As a member of CGIAR – a global partnership that unites international organizations engaged in food security research – the Alliance has played an active role in preparations for the UN Food Systems Summit. The focus of the Alliance will be to remind all representatives in the food industry and especially the large corporations and all stakeholders invited to the September 23 summit in New York that the best way to combat hunger is through diversity and sustainability. The key take-home message is that only increased conservation and agro-biodiversity can guarantee the kinds of food that are resilient to sudden change of climate, pandemics and a planet fit for life in general.
Malnutrition rates in Vietnam have decreased in recent years and waves of famine with strictly rationed food belong thankfully to the past. Yet the memories of what made lack of food ‘normal’ are still vivid. With climate patterns now disrupting the recent achievements and COVID-19 accelerating the crisis, there is increased political awareness that food systems have to undergo a dramatic overhaul.
Tuyen Huynh, country coordinator of CGIAR Research Program on Agriculture for Nutrition and Health, says the Mekong River – the lifeblood for so much agriculture and transport – is among the key eco-systems most at risk. The river system is increasingly unstable.
“When the climate changes so unpredictably from what it used to be and events become more extreme, then it becomes more difficult to say ‘we’ll cultivate this because the weather is like this’,” she explained. Salination of the water, she added, is increasingly affecting rice cultivation, as it impoverishes the quality of soil and nutrients.
Research on food systems profiles demonstrated that strategies to address food insecurity should be implemented in urban settings as well as rural areas. All across the country, and especially in mountainous areas and in winter, some meats and vegetables are difficult to obtain for the poor.
The Alliance has focused on the link between agriculture and nutrition models and has made sure that farmers are able to communicate their points of view by technically supporting the government in surveys and guidelines using the different languages spoken across the country.
Rather than pushing for simply increasing the production of food as such, governments, farmers, and producers have to think of how to provide more diversified and healthy food as well as improve the quality of nutrients in food. It’s a transformation that is expected as a result of embracing a local perspective of agricultural systems. The challenge in Vietnam is getting healthy foods to both urban and rural settings.
Chemical fertilizers and pesticides can exacerbate the weaknesses of food systems, promoting mono-cropping, lack of adaptability, and lack of response. And the all-important link between food, people, and their culture also risks being severed.
“Rice is the main staple in Vietnam.

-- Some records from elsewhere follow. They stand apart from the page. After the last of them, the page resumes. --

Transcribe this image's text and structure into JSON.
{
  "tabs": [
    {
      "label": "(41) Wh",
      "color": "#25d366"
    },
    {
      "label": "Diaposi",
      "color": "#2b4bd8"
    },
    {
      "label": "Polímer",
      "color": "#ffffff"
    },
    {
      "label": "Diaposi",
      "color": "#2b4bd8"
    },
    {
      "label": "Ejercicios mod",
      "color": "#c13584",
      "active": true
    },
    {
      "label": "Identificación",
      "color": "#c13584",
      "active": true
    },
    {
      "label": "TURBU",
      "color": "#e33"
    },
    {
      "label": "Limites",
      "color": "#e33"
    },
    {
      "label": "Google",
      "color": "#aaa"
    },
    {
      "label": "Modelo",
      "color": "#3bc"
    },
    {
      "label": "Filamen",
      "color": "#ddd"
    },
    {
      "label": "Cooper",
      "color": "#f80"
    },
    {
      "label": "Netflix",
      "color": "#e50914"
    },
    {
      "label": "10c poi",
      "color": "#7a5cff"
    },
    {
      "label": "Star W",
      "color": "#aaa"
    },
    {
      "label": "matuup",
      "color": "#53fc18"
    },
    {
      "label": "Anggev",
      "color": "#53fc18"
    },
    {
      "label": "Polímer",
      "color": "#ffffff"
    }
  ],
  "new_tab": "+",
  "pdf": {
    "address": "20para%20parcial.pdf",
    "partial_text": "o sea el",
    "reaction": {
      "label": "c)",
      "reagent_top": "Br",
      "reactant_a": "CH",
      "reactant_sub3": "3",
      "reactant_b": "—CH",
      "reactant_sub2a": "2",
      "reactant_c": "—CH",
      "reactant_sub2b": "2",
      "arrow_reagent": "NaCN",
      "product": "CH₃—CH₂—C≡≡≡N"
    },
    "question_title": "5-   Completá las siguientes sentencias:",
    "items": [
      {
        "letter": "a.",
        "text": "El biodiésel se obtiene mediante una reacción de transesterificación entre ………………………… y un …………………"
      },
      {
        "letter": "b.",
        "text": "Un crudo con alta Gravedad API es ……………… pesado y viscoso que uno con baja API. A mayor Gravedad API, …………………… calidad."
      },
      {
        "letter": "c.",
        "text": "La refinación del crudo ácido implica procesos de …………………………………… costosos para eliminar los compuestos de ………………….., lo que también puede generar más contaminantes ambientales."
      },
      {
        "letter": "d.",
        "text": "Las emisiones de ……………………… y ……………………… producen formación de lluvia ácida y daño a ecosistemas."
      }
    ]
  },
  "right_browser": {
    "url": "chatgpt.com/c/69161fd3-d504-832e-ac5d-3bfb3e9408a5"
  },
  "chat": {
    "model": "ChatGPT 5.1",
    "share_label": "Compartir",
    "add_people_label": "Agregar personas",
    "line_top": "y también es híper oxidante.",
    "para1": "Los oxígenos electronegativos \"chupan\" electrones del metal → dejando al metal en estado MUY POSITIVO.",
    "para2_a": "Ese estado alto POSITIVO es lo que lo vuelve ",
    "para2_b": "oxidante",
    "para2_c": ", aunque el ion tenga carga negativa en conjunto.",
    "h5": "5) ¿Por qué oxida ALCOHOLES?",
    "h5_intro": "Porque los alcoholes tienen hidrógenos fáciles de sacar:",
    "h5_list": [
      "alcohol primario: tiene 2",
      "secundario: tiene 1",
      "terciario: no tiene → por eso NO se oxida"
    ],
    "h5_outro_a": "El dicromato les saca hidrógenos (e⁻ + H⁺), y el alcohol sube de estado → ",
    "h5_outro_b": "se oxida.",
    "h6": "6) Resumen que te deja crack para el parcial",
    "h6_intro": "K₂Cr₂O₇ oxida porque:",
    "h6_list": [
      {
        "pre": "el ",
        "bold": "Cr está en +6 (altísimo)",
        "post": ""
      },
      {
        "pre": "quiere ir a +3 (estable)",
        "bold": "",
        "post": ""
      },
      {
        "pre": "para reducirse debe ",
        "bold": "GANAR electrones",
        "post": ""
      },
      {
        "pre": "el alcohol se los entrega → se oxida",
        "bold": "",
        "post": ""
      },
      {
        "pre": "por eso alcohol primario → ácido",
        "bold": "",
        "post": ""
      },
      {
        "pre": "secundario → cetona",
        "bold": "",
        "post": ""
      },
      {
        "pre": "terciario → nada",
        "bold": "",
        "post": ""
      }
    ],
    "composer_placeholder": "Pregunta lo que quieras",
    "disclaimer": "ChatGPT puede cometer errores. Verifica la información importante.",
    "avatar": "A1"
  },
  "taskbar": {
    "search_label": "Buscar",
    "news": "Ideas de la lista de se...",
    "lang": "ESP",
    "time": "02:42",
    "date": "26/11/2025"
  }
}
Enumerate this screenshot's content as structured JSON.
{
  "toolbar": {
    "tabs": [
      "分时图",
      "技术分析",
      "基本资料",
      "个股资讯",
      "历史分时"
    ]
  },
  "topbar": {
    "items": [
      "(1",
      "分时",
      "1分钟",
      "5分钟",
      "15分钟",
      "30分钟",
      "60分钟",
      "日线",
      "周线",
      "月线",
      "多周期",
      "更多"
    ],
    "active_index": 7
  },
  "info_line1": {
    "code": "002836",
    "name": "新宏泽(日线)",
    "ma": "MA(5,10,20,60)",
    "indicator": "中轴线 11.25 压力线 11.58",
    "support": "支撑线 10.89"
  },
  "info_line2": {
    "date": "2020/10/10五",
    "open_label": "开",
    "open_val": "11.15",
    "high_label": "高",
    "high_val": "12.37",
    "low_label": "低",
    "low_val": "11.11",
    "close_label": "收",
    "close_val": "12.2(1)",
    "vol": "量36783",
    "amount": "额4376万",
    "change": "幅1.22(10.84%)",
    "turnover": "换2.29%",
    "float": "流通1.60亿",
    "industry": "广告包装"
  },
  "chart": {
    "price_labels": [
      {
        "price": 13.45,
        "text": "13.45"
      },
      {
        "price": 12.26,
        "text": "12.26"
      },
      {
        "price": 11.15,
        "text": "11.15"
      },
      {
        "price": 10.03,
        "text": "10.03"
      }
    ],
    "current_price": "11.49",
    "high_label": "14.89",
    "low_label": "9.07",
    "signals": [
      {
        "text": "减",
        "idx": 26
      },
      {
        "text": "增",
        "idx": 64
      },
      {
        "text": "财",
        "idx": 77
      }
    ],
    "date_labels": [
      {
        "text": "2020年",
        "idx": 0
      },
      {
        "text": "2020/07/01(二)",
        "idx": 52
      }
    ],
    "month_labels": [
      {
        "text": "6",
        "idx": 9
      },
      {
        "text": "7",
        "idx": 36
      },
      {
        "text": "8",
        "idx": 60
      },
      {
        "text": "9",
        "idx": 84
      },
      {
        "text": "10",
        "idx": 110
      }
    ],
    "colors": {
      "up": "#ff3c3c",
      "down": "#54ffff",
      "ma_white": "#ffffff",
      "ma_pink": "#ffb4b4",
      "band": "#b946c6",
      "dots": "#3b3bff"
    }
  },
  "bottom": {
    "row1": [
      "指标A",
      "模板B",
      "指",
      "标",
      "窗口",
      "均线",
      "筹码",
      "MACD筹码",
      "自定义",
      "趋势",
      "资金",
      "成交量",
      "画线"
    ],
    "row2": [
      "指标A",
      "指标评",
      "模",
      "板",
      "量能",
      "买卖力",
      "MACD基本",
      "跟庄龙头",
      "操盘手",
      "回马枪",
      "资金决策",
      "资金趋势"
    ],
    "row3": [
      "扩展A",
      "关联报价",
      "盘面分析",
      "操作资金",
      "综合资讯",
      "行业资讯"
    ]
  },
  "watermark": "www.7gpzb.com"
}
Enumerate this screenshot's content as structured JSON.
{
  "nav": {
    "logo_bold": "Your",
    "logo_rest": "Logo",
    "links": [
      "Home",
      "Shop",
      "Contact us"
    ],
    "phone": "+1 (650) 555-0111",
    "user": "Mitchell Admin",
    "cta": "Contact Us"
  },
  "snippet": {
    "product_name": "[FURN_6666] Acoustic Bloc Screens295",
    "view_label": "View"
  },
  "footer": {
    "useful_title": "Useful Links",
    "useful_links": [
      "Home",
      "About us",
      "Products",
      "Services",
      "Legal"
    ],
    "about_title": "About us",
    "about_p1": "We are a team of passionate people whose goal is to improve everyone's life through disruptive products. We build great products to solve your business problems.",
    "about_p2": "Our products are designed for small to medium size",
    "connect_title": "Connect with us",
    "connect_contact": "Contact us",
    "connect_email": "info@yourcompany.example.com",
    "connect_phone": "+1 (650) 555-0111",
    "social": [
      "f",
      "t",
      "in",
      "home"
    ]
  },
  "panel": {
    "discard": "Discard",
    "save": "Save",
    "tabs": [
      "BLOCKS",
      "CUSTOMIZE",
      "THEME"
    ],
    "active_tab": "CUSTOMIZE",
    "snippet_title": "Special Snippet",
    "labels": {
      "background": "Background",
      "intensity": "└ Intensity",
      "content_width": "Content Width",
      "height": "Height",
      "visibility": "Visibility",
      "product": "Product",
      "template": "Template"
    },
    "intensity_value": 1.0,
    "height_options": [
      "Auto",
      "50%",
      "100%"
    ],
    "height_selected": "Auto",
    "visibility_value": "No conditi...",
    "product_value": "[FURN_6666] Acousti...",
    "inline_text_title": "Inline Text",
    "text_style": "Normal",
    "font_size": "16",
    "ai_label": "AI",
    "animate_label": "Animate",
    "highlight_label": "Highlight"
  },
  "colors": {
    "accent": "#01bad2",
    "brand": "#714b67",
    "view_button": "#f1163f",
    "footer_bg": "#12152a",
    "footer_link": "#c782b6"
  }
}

We mainly export rice and fruit—these are not available in some remote mountains in certain seasons so in winter there is often not enough food,” said Truong Mai, vice director of the National Institute of Nutrition. “Water and sanitation are also a very big issue in remote areas,” she added, underlining how food security cannot be tackled in isolation.